## REQUIRED WORK
When you return the material, keep every line exactly as it is and omit the pictures.
── MATERIALS PROVIDED
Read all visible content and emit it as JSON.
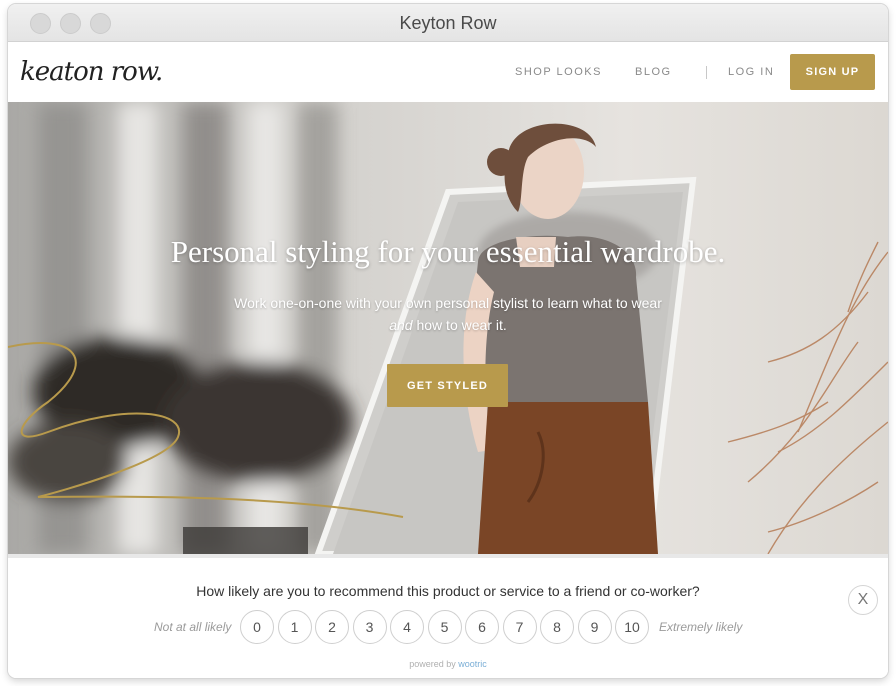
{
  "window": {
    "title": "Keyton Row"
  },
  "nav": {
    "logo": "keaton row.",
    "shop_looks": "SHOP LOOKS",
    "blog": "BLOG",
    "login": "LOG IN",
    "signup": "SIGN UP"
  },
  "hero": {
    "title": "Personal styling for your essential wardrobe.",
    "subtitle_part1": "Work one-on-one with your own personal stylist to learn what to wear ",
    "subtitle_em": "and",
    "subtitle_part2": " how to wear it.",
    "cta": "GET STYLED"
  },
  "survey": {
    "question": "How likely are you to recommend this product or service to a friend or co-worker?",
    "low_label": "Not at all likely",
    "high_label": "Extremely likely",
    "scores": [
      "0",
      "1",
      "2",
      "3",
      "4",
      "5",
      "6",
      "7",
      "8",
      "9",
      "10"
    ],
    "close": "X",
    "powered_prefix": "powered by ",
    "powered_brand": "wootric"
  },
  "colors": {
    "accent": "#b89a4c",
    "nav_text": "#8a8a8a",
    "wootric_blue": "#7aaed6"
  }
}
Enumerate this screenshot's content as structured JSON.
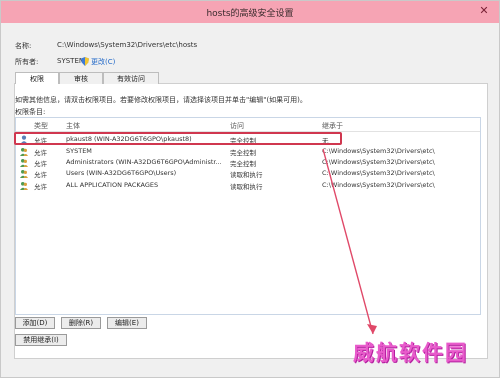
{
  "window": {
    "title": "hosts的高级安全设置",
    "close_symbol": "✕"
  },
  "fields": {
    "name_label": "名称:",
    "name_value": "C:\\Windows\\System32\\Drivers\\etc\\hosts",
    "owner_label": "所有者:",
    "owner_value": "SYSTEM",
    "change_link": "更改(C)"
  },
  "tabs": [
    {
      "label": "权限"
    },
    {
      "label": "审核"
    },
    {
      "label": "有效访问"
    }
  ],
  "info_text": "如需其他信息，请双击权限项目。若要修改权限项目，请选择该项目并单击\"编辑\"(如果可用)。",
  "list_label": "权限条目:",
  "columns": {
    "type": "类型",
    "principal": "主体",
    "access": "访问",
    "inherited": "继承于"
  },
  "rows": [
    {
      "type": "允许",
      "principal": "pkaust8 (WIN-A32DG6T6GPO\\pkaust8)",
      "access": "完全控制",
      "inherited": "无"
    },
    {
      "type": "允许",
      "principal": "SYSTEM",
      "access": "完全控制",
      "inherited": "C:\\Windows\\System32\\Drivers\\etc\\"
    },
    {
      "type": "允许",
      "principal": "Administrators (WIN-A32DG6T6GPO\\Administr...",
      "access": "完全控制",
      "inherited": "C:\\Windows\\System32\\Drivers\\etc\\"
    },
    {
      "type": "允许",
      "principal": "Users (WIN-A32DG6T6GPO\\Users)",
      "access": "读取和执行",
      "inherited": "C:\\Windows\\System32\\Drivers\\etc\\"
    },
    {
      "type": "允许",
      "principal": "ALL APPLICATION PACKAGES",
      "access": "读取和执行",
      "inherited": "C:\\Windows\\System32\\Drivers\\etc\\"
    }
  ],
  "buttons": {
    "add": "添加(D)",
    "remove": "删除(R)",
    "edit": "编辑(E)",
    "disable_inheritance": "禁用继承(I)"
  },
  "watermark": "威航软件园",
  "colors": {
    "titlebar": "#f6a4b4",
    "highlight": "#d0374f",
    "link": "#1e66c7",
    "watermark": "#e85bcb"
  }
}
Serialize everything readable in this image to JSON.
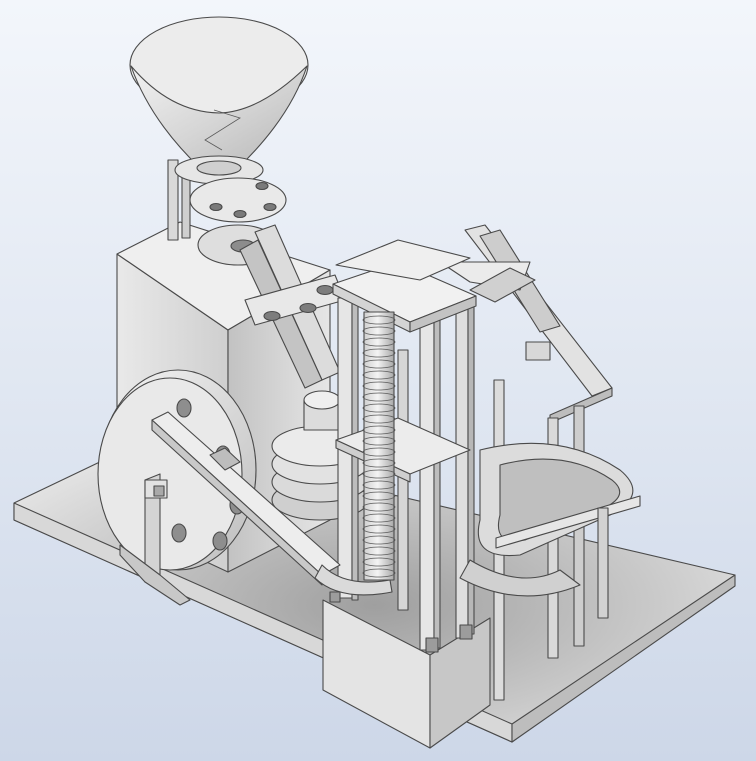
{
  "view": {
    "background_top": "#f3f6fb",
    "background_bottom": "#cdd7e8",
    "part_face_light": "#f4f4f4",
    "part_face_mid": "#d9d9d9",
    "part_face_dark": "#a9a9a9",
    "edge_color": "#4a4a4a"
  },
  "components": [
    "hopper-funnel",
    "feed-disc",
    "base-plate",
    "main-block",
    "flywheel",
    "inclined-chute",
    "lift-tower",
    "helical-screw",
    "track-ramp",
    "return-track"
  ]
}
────
## TASK RESULT
Read all visible content and emit it as JSON.
{
  "window": {
    "title": "Keyton Row"
  },
  "nav": {
    "logo": "keaton row.",
    "shop_looks": "SHOP LOOKS",
    "blog": "BLOG",
    "login": "LOG IN",
    "signup": "SIGN UP"
  },
  "hero": {
    "title": "Personal styling for your essential wardrobe.",
    "subtitle_part1": "Work one-on-one with your own personal stylist to learn what to wear ",
    "subtitle_em": "and",
    "subtitle_part2": " how to wear it.",
    "cta": "GET STYLED"
  },
  "survey": {
    "question": "How likely are you to recommend this product or service to a friend or co-worker?",
    "low_label": "Not at all likely",
    "high_label": "Extremely likely",
    "scores": [
      "0",
      "1",
      "2",
      "3",
      "4",
      "5",
      "6",
      "7",
      "8",
      "9",
      "10"
    ],
    "close": "X",
    "powered_prefix": "powered by ",
    "powered_brand": "wootric"
  },
  "colors": {
    "accent": "#b89a4c",
    "nav_text": "#8a8a8a",
    "wootric_blue": "#7aaed6"
  }
}
Enumerate this screenshot's content as structured JSON.
{
  "window": {
    "title": "hosts的高级安全设置",
    "close_symbol": "✕"
  },
  "fields": {
    "name_label": "名称:",
    "name_value": "C:\\Windows\\System32\\Drivers\\etc\\hosts",
    "owner_label": "所有者:",
    "owner_value": "SYSTEM",
    "change_link": "更改(C)"
  },
  "tabs": [
    {
      "label": "权限"
    },
    {
      "label": "审核"
    },
    {
      "label": "有效访问"
    }
  ],
  "info_text": "如需其他信息，请双击权限项目。若要修改权限项目，请选择该项目并单击\"编辑\"(如果可用)。",
  "list_label": "权限条目:",
  "columns": {
    "type": "类型",
    "principal": "主体",
    "access": "访问",
    "inherited": "继承于"
  },
  "rows": [
    {
      "type": "允许",
      "principal": "pkaust8 (WIN-A32DG6T6GPO\\pkaust8)",
      "access": "完全控制",
      "inherited": "无"
    },
    {
      "type": "允许",
      "principal": "SYSTEM",
      "access": "完全控制",
      "inherited": "C:\\Windows\\System32\\Drivers\\etc\\"
    },
    {
      "type": "允许",
      "principal": "Administrators (WIN-A32DG6T6GPO\\Administr...",
      "access": "完全控制",
      "inherited": "C:\\Windows\\System32\\Drivers\\etc\\"
    },
    {
      "type": "允许",
      "principal": "Users (WIN-A32DG6T6GPO\\Users)",
      "access": "读取和执行",
      "inherited": "C:\\Windows\\System32\\Drivers\\etc\\"
    },
    {
      "type": "允许",
      "principal": "ALL APPLICATION PACKAGES",
      "access": "读取和执行",
      "inherited": "C:\\Windows\\System32\\Drivers\\etc\\"
    }
  ],
  "buttons": {
    "add": "添加(D)",
    "remove": "删除(R)",
    "edit": "编辑(E)",
    "disable_inheritance": "禁用继承(I)"
  },
  "watermark": "威航软件园",
  "colors": {
    "titlebar": "#f6a4b4",
    "highlight": "#d0374f",
    "link": "#1e66c7",
    "watermark": "#e85bcb"
  }
}
Serialize everything readable in this image to JSON.
{
  "view": {
    "background_top": "#f3f6fb",
    "background_bottom": "#cdd7e8",
    "part_face_light": "#f4f4f4",
    "part_face_mid": "#d9d9d9",
    "part_face_dark": "#a9a9a9",
    "edge_color": "#4a4a4a"
  },
  "components": [
    "hopper-funnel",
    "feed-disc",
    "base-plate",
    "main-block",
    "flywheel",
    "inclined-chute",
    "lift-tower",
    "helical-screw",
    "track-ramp",
    "return-track"
  ]
}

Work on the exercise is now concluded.